Men’s Fitness magazine calls Portland America’s fittest city. Is it? (Poll)
Sam Mobile says the images came from a leaked sales guide for the Galaxy S5. Unlike Samsung’s newly announced Gear Fit, which debuted at Mobile World Congress just weeks ago, the S Band doesn’t have a screen. This means the fitness tracker uses its sensors to gather health data and sends it to your smartphone, where you’ll be able to see information (burned calories, distance ran, etc.) through Samsung’s S Health app and Activity Tracker app. It’ll also be able to check your sleeping habits, the leaked brochure says: “Monitor your daily activities (Calories, Steps, Distance) and Sleep Efficiency.” Like some other wearable devices, the S Band claims it will send a buzz to your wrist if you’re receiving a call, an SMS message or if you stray too far from your phone.
For the original version including any supplementary images or video, visit http://www.businessinsider.com/samsung-fitness-tracker-may-launch-with-galaxy-s5-2014-3
Report: This Is What Apple’s Fitness Tracking App Looks Like
Image: 9to5Mac The app features different categories that house personal information, such as bloodwork, heart rate, hydration, blood pressure, activity (steps), nutrition, blood sugar, sleep, respiratory rate and weight. Healthbook will be able to both store and track certain data points, such as heart rate, blood pressure and oxygen saturation, but this implies (as rumored) upcoming iPhones will come with intelligent sensors that enable this type of tracking. SEE http://www.sbwire.com/press-releases/p90x3-reviews/sbwire-455028.htm ALSO: Animated iWatch Concept Is the Most Realistic You’ve Ever Seen Although it doesn’t show a section for monitoring stress or pregnancy, there is a way to track a user’s oxygen saturation, which can be an indicator of breathing quality. Meanwhile, an “Emergency Card” can store the user’s name, medications, doctor information and other key information that might be useful in case of a medical emergency.
For the original version including any supplementary images or video, visit http://mashable.com/2014/03/17/apple-healthbook-leaked-pictures/
Everything from food intake to blood sugar 9to5 provides several detailed screenshot recreations that show what Apple is reportedly developing. According to the mocks, Healthbook will use a card interface that surfaces information according to category. Users will be able to enter metrics pertaining to their weight, food intake, activity, and sleep habits. Crucially, the app will also endeavor to analyze “bloodwork,” which includes blood pressure and blood sugar levels. It is unclear how the app will source all this information in real-time especially in the realm of blood tracking but9to5 speculates that the app may rely on devices like the fitness-tracking headphones it recently patented , the iWatch, or an array of third-party devices like the Jawbone Up.

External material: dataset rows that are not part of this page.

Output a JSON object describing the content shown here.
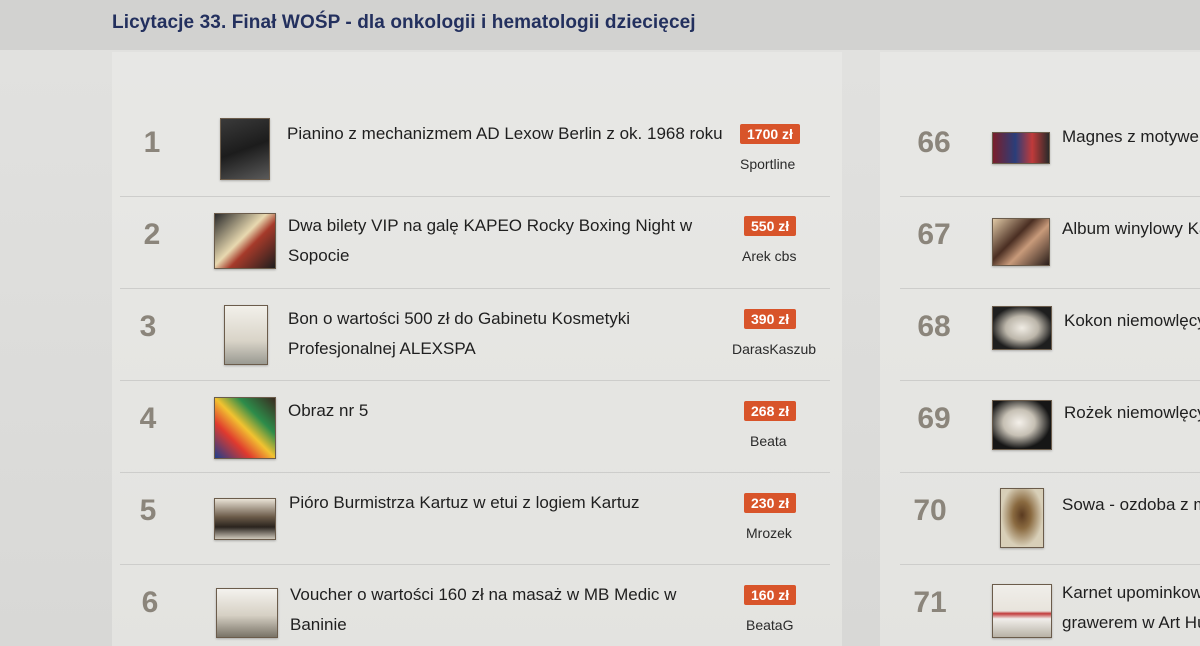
{
  "page_title": "Licytacje 33. Finał WOŚP - dla onkologii i hematologii dziecięcej",
  "left_items": [
    {
      "rank": "1",
      "title1": "Pianino z mechanizmem AD Lexow Berlin z ok. 1968 roku",
      "title2": "",
      "price": "1700 zł",
      "bidder": "Sportline"
    },
    {
      "rank": "2",
      "title1": "Dwa bilety VIP na galę KAPEO Rocky Boxing Night w",
      "title2": "Sopocie",
      "price": "550 zł",
      "bidder": "Arek cbs"
    },
    {
      "rank": "3",
      "title1": "Bon o wartości 500 zł do Gabinetu Kosmetyki",
      "title2": "Profesjonalnej ALEXSPA",
      "price": "390 zł",
      "bidder": "DarasKaszub"
    },
    {
      "rank": "4",
      "title1": "Obraz nr 5",
      "title2": "",
      "price": "268 zł",
      "bidder": "Beata"
    },
    {
      "rank": "5",
      "title1": "Pióro Burmistrza Kartuz w etui z logiem Kartuz",
      "title2": "",
      "price": "230 zł",
      "bidder": "Mrozek"
    },
    {
      "rank": "6",
      "title1": "Voucher o wartości 160 zł na masaż w MB Medic w",
      "title2": "Baninie",
      "price": "160 zł",
      "bidder": "BeataG"
    }
  ],
  "right_items": [
    {
      "rank": "66",
      "title1": "Magnes z motywer",
      "title2": ""
    },
    {
      "rank": "67",
      "title1": "Album winylowy Ka",
      "title2": ""
    },
    {
      "rank": "68",
      "title1": "Kokon niemowlęcy",
      "title2": ""
    },
    {
      "rank": "69",
      "title1": "Rożek niemowlęcy",
      "title2": ""
    },
    {
      "rank": "70",
      "title1": "Sowa - ozdoba z m",
      "title2": ""
    },
    {
      "rank": "71",
      "title1": "Karnet upominkowy",
      "title2": "grawerem w Art Hu"
    }
  ],
  "colors": {
    "title": "#23305e",
    "price_badge": "#d8542a",
    "rank": "#8b857b"
  }
}
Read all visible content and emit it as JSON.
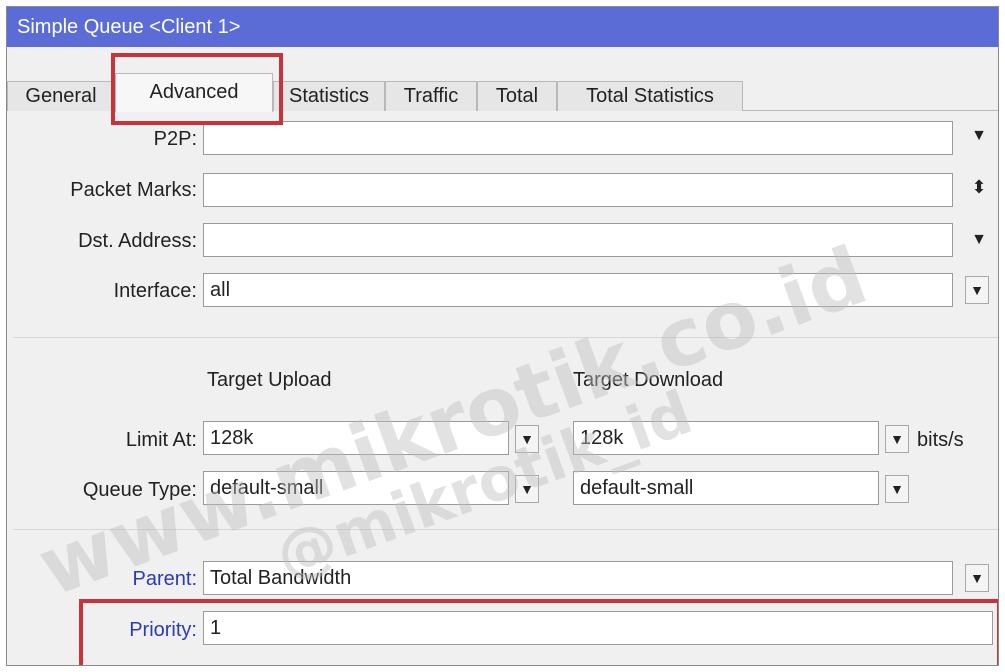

For the original version including any supplementary images or video, visit http://www.theverge.com/2014/3/17/5517756/apples-healthbook-will-reportedly-go-beyond-fitness-to-analyze-your
Fitness options multiply for the time-pressed and money-stressed
(Poll) cyclocross.JPG View/Post Comments A nod to those of you who are reading this after having just finished a bike ride, run, swim, tennis match, basketball game or nice long row down the Willamette River: Men’s Fitness magazine has named Portland America’s fittest city for the second year in a row. The magazine claims that a whopping 86 percent of Rose City residents get regular exercise. To measure something seemingly so unmeasureable, Men’s Fitness used a 15-point formula, taking into account such things as conventional fitness, plus airquality, pedestrian and bike friendliness, obesity rates, general well being,and other factors. Read all about it …
For the original version including any supplementary images or video, visit http://www.oregonlive.com/health/index.ssf/2014/03/mens_fitness_magazine_calls_po.html
Apple’s Healthbook will reportedly go beyond fitness to analyze your blood
“There are only so many treadmills, and often only one studio or one room.” Cyrus attributes the rise of the specialty studios at least p90X3 partly to the time constraints of the Internet age. “One-stop shopping is why small spaces are doing well. It’s often the least amount of time for the maximum workout,” she said. “These days you want to consolidate because the time you’re exercising is that much time you’re off Facebook or Twitter or whatever.” But she noted that many successful one-note studios are beginning to diversify, with indoor cycling venues adding barre classes and yoga-based programs. “They are getting out of the box that people went to them for in the first place,” Cyrus said.
For the original version including any supplementary images or video, visit http://www.reuters.com/article/2014/03/17/us-fitness-gyms-idUSBREA2G0CW20140317